Continue to the Tarxien Temples. These ancient ruins were once part of an imposing temple complex, built as far back as 3000 BC. The central building features three parallel sets of double apses. Walls exhibiting low relief work still remain and feature friezes of animals, spiral patterns, a decorated altar table and a colossal stone statue.
Twenty minutes' drive away is Qormi, populated since the Bronze Age and best known for its number of bakeries and vineyards. A traditional Maltese lunch awaits you here at Razzett l'Antik -- the Old Farmhouse. A vast selection of Maltese delicacies is on the menu, as is a glass of wine or mineral water.
Back in Valletta, set out on a walking tour, starting at the Barrakka Gardens.
Nearby is St John's Co-Cathedral which you will visit with your guide. Notice how its surprisingly austere exterior contrasts with the dazzling interior of gilded tracery and marble mosaic floor. The floor is inlaid with the glittering tombs of 400 knights, and the barrel vault is painted with scenes from the life of St John the Baptist. The oratory displays a moving painting by Caravaggio.
Your tour concludes with a walk back to your motorcoach, and a relaxing drive back to the pier.

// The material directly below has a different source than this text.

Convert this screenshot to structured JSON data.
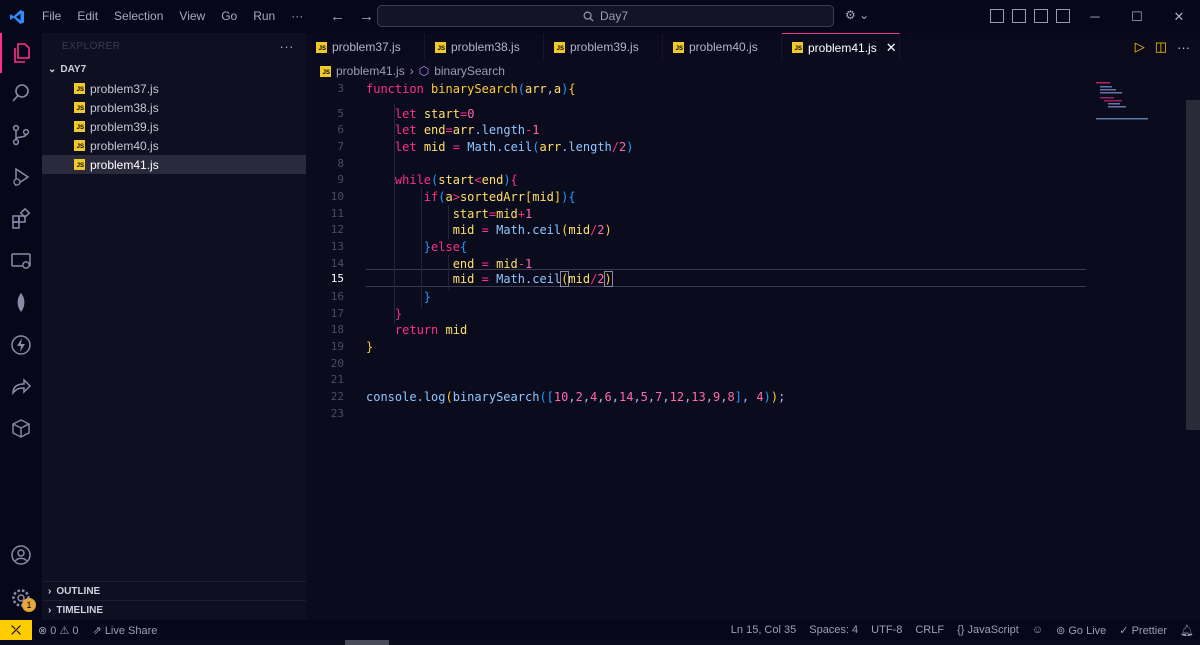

Shade is limited; please dress accordingly. Bring a hat and wear sunscreen. The Cathedral in Valletta is closed on Saturday afternoons, Sundays and holidays; a visit to the Museum of Archeology will substituted.